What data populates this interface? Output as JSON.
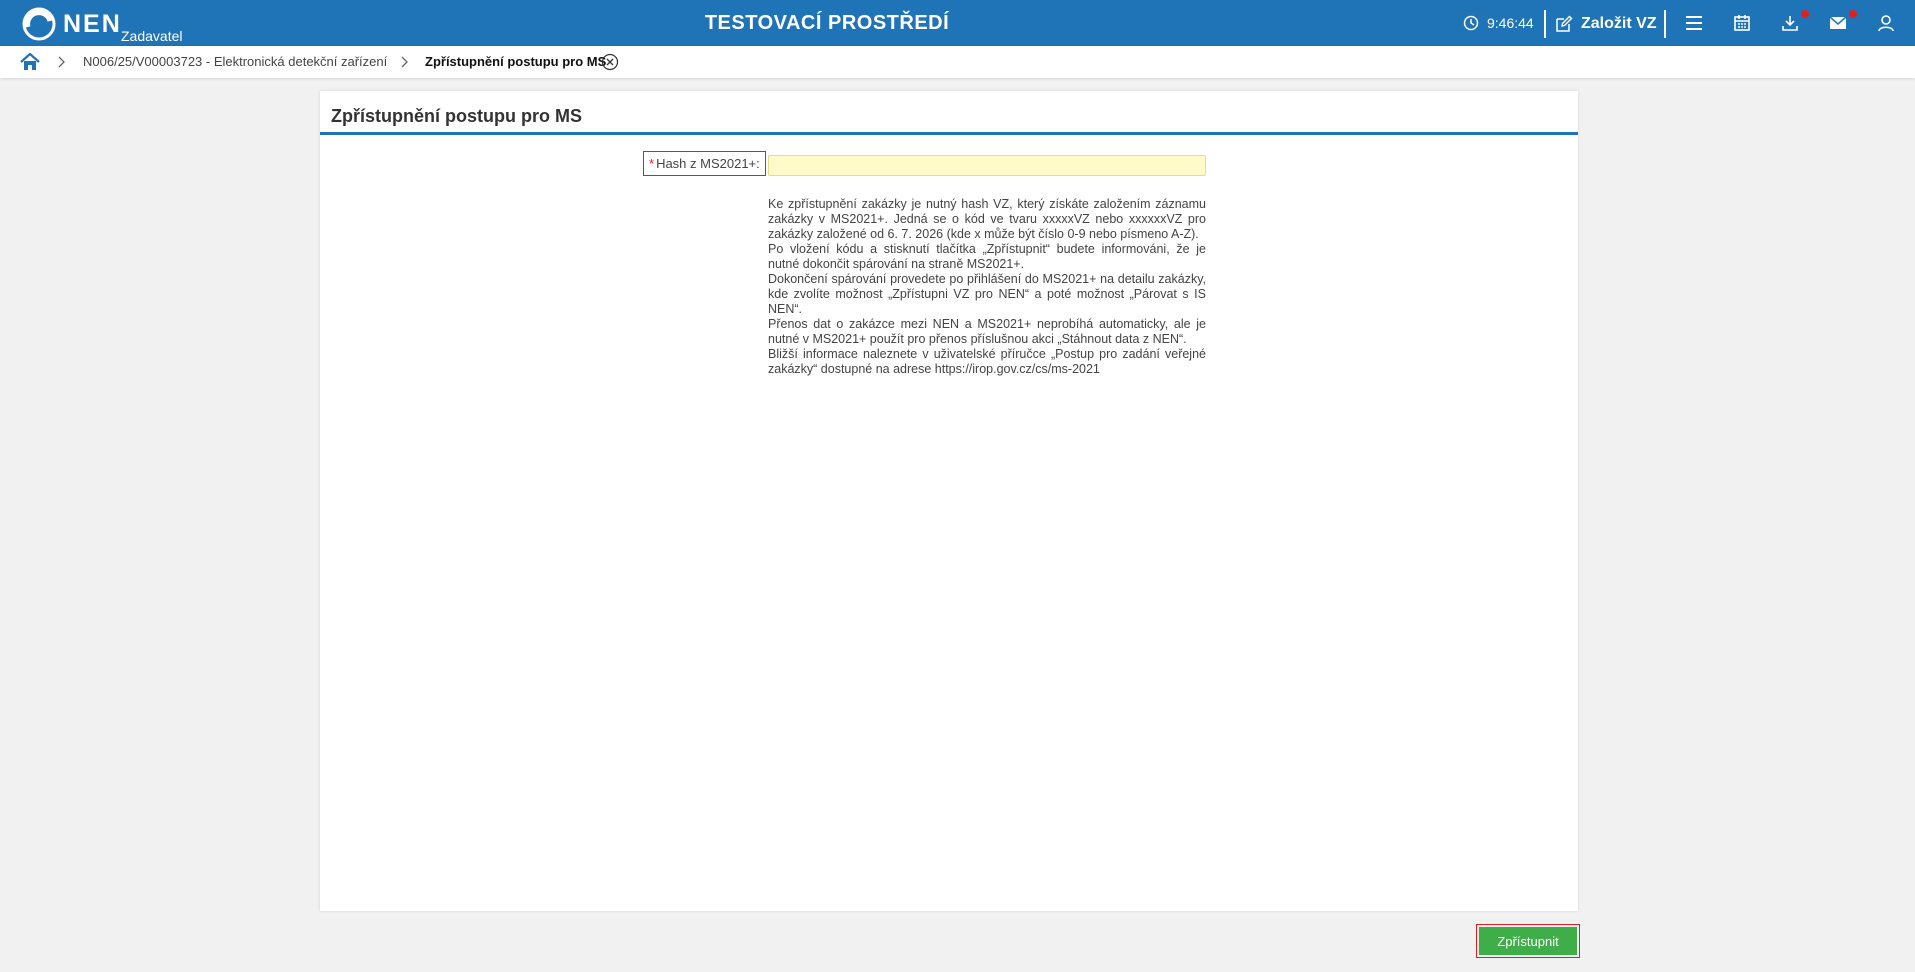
{
  "header": {
    "brand": "NEN",
    "role": "Zadavatel",
    "environment_title": "TESTOVACÍ PROSTŘEDÍ",
    "time": "9:46:44",
    "create_label": "Založit VZ",
    "icons": [
      "clock-icon",
      "edit-icon",
      "menu-icon",
      "calendar-icon",
      "download-icon",
      "mail-icon",
      "user-icon"
    ],
    "accent_color": "#1f73b7"
  },
  "breadcrumb": {
    "items": [
      "N006/25/V00003723 - Elektronická detekční zařízení",
      "Zpřístupnění postupu pro MS"
    ]
  },
  "panel": {
    "title": "Zpřístupnění postupu pro MS",
    "field": {
      "label": "Hash z MS2021+:",
      "required_mark": "*",
      "value": "",
      "placeholder": ""
    },
    "info": [
      "Ke zpřístupnění zakázky je nutný hash VZ, který získáte založením záznamu zakázky v MS2021+. Jedná se o kód ve tvaru xxxxxVZ nebo xxxxxxVZ pro zakázky založené od 6. 7. 2026 (kde x může být číslo 0-9 nebo písmeno A-Z).",
      "Po vložení kódu a stisknutí tlačítka „Zpřístupnit“ budete informováni, že je nutné dokončit spárování na straně MS2021+.",
      "Dokončení spárování provedete po přihlášení do MS2021+ na detailu zakázky, kde zvolíte možnost „Zpřístupni VZ pro NEN“ a poté možnost „Párovat s IS NEN“.",
      "Přenos dat o zakázce mezi NEN a MS2021+ neprobíhá automaticky, ale je nutné v MS2021+ použít pro přenos příslušnou akci „Stáhnout data z NEN“.",
      "Bližší informace naleznete v uživatelské příručce „Postup pro zadání veřejné zakázky“ dostupné na adrese https://irop.gov.cz/cs/ms-2021"
    ]
  },
  "actions": {
    "submit_label": "Zpřístupnit",
    "submit_color": "#3fae49"
  }
}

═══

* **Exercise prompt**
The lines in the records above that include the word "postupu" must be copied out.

* **Reply**
      "Zpřístupnění postupu pro MS"
    "title": "Zpřístupnění postupu pro MS",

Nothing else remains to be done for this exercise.